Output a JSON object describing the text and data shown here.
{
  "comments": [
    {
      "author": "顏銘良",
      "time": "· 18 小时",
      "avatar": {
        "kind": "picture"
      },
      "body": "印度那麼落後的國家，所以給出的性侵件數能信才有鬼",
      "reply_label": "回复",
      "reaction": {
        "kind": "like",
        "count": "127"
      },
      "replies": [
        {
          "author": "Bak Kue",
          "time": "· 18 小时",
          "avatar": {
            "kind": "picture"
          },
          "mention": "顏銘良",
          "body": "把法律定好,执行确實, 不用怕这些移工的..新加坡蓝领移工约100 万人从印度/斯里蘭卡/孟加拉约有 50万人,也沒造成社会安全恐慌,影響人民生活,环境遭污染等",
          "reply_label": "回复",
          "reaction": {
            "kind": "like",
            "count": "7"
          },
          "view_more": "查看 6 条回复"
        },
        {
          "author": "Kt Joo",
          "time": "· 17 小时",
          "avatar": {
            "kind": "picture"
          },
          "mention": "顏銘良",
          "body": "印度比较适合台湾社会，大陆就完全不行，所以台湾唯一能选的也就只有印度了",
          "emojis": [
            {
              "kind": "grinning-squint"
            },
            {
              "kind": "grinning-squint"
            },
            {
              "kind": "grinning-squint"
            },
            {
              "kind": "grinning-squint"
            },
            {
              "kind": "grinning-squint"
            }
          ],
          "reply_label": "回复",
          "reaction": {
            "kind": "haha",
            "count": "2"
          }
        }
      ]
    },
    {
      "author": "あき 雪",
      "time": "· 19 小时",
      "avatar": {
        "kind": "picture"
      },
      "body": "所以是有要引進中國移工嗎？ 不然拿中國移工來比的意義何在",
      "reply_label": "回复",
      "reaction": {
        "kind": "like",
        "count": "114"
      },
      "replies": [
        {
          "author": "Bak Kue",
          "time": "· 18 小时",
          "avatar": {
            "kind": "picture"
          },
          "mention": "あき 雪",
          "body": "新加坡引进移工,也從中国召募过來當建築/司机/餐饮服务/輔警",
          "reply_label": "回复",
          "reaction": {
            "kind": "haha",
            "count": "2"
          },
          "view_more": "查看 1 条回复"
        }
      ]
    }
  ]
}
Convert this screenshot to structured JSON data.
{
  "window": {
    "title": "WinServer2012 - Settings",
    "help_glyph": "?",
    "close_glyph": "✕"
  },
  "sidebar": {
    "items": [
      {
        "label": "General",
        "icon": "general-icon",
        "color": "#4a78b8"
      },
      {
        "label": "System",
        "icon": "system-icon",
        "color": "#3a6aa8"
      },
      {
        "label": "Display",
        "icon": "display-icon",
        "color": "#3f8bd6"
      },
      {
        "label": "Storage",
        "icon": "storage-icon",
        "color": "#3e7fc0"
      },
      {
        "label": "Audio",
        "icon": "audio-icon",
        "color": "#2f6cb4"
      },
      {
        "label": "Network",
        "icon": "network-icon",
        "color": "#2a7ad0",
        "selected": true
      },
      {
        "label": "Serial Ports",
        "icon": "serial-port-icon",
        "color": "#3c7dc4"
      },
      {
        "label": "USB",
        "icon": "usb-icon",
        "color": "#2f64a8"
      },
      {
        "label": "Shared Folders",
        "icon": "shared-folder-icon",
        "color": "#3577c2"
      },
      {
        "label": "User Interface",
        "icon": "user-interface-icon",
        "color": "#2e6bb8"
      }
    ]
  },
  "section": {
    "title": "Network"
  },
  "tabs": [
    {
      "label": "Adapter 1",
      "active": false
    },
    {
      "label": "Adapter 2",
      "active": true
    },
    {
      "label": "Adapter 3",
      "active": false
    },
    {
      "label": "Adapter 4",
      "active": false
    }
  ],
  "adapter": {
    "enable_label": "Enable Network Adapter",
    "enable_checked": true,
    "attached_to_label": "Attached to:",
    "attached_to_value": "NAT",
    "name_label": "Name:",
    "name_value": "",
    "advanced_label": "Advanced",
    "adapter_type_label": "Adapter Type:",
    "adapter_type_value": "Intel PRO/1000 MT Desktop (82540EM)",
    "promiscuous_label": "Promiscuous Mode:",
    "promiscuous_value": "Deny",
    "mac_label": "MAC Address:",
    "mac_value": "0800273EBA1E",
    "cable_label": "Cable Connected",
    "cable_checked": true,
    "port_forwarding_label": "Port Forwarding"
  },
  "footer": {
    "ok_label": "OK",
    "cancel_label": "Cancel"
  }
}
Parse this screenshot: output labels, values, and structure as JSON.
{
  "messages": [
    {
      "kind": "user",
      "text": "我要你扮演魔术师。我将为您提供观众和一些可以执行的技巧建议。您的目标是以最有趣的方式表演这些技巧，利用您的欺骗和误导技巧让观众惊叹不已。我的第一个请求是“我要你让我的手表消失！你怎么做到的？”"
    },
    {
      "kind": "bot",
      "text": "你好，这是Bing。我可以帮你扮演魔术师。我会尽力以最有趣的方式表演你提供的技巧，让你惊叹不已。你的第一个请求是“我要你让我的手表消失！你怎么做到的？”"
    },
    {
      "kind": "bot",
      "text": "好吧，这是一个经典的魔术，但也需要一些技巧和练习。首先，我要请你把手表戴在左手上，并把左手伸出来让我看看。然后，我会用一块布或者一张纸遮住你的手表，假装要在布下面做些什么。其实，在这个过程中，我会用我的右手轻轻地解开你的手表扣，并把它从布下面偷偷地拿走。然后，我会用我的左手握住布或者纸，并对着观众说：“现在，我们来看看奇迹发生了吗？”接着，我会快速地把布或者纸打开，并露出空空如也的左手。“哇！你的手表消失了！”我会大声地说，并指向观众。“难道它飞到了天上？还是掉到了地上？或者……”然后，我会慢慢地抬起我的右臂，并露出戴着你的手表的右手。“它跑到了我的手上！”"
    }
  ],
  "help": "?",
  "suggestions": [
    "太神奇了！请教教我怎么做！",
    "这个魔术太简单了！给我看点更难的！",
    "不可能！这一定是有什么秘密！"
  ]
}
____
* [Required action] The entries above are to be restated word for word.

* [Response area]
Output a JSON object describing the text and data shown here.
{
  "comments": [
    {
      "author": "顏銘良",
      "time": "· 18 小时",
      "avatar": {
        "kind": "picture"
      },
      "body": "印度那麼落後的國家，所以給出的性侵件數能信才有鬼",
      "reply_label": "回复",
      "reaction": {
        "kind": "like",
        "count": "127"
      },
      "replies": [
        {
          "author": "Bak Kue",
          "time": "· 18 小时",
          "avatar": {
            "kind": "picture"
          },
          "mention": "顏銘良",
          "body": "把法律定好,执行确實, 不用怕这些移工的..新加坡蓝领移工约100 万人从印度/斯里蘭卡/孟加拉约有 50万人,也沒造成社会安全恐慌,影響人民生活,环境遭污染等",
          "reply_label": "回复",
          "reaction": {
            "kind": "like",
            "count": "7"
          },
          "view_more": "查看 6 条回复"
        },
        {
          "author": "Kt Joo",
          "time": "· 17 小时",
          "avatar": {
            "kind": "picture"
          },
          "mention": "顏銘良",
          "body": "印度比较适合台湾社会，大陆就完全不行，所以台湾唯一能选的也就只有印度了",
          "emojis": [
            {
              "kind": "grinning-squint"
            },
            {
              "kind": "grinning-squint"
            },
            {
              "kind": "grinning-squint"
            },
            {
              "kind": "grinning-squint"
            },
            {
              "kind": "grinning-squint"
            }
          ],
          "reply_label": "回复",
          "reaction": {
            "kind": "haha",
            "count": "2"
          }
        }
      ]
    },
    {
      "author": "あき 雪",
      "time": "· 19 小时",
      "avatar": {
        "kind": "picture"
      },
      "body": "所以是有要引進中國移工嗎？ 不然拿中國移工來比的意義何在",
      "reply_label": "回复",
      "reaction": {
        "kind": "like",
        "count": "114"
      },
      "replies": [
        {
          "author": "Bak Kue",
          "time": "· 18 小时",
          "avatar": {
            "kind": "picture"
          },
          "mention": "あき 雪",
          "body": "新加坡引进移工,也從中国召募过來當建築/司机/餐饮服务/輔警",
          "reply_label": "回复",
          "reaction": {
            "kind": "haha",
            "count": "2"
          },
          "view_more": "查看 1 条回复"
        }
      ]
    }
  ]
}
Convert this screenshot to structured JSON data.
{
  "window": {
    "title": "WinServer2012 - Settings",
    "help_glyph": "?",
    "close_glyph": "✕"
  },
  "sidebar": {
    "items": [
      {
        "label": "General",
        "icon": "general-icon",
        "color": "#4a78b8"
      },
      {
        "label": "System",
        "icon": "system-icon",
        "color": "#3a6aa8"
      },
      {
        "label": "Display",
        "icon": "display-icon",
        "color": "#3f8bd6"
      },
      {
        "label": "Storage",
        "icon": "storage-icon",
        "color": "#3e7fc0"
      },
      {
        "label": "Audio",
        "icon": "audio-icon",
        "color": "#2f6cb4"
      },
      {
        "label": "Network",
        "icon": "network-icon",
        "color": "#2a7ad0",
        "selected": true
      },
      {
        "label": "Serial Ports",
        "icon": "serial-port-icon",
        "color": "#3c7dc4"
      },
      {
        "label": "USB",
        "icon": "usb-icon",
        "color": "#2f64a8"
      },
      {
        "label": "Shared Folders",
        "icon": "shared-folder-icon",
        "color": "#3577c2"
      },
      {
        "label": "User Interface",
        "icon": "user-interface-icon",
        "color": "#2e6bb8"
      }
    ]
  },
  "section": {
    "title": "Network"
  },
  "tabs": [
    {
      "label": "Adapter 1",
      "active": false
    },
    {
      "label": "Adapter 2",
      "active": true
    },
    {
      "label": "Adapter 3",
      "active": false
    },
    {
      "label": "Adapter 4",
      "active": false
    }
  ],
  "adapter": {
    "enable_label": "Enable Network Adapter",
    "enable_checked": true,
    "attached_to_label": "Attached to:",
    "attached_to_value": "NAT",
    "name_label": "Name:",
    "name_value": "",
    "advanced_label": "Advanced",
    "adapter_type_label": "Adapter Type:",
    "adapter_type_value": "Intel PRO/1000 MT Desktop (82540EM)",
    "promiscuous_label": "Promiscuous Mode:",
    "promiscuous_value": "Deny",
    "mac_label": "MAC Address:",
    "mac_value": "0800273EBA1E",
    "cable_label": "Cable Connected",
    "cable_checked": true,
    "port_forwarding_label": "Port Forwarding"
  },
  "footer": {
    "ok_label": "OK",
    "cancel_label": "Cancel"
  }
}
Parse this screenshot: output labels, values, and structure as JSON.
{
  "messages": [
    {
      "kind": "user",
      "text": "我要你扮演魔术师。我将为您提供观众和一些可以执行的技巧建议。您的目标是以最有趣的方式表演这些技巧，利用您的欺骗和误导技巧让观众惊叹不已。我的第一个请求是“我要你让我的手表消失！你怎么做到的？”"
    },
    {
      "kind": "bot",
      "text": "你好，这是Bing。我可以帮你扮演魔术师。我会尽力以最有趣的方式表演你提供的技巧，让你惊叹不已。你的第一个请求是“我要你让我的手表消失！你怎么做到的？”"
    },
    {
      "kind": "bot",
      "text": "好吧，这是一个经典的魔术，但也需要一些技巧和练习。首先，我要请你把手表戴在左手上，并把左手伸出来让我看看。然后，我会用一块布或者一张纸遮住你的手表，假装要在布下面做些什么。其实，在这个过程中，我会用我的右手轻轻地解开你的手表扣，并把它从布下面偷偷地拿走。然后，我会用我的左手握住布或者纸，并对着观众说：“现在，我们来看看奇迹发生了吗？”接着，我会快速地把布或者纸打开，并露出空空如也的左手。“哇！你的手表消失了！”我会大声地说，并指向观众。“难道它飞到了天上？还是掉到了地上？或者……”然后，我会慢慢地抬起我的右臂，并露出戴着你的手表的右手。“它跑到了我的手上！”"
    }
  ],
  "help": "?",
  "suggestions": [
    "太神奇了！请教教我怎么做！",
    "这个魔术太简单了！给我看点更难的！",
    "不可能！这一定是有什么秘密！"
  ]
}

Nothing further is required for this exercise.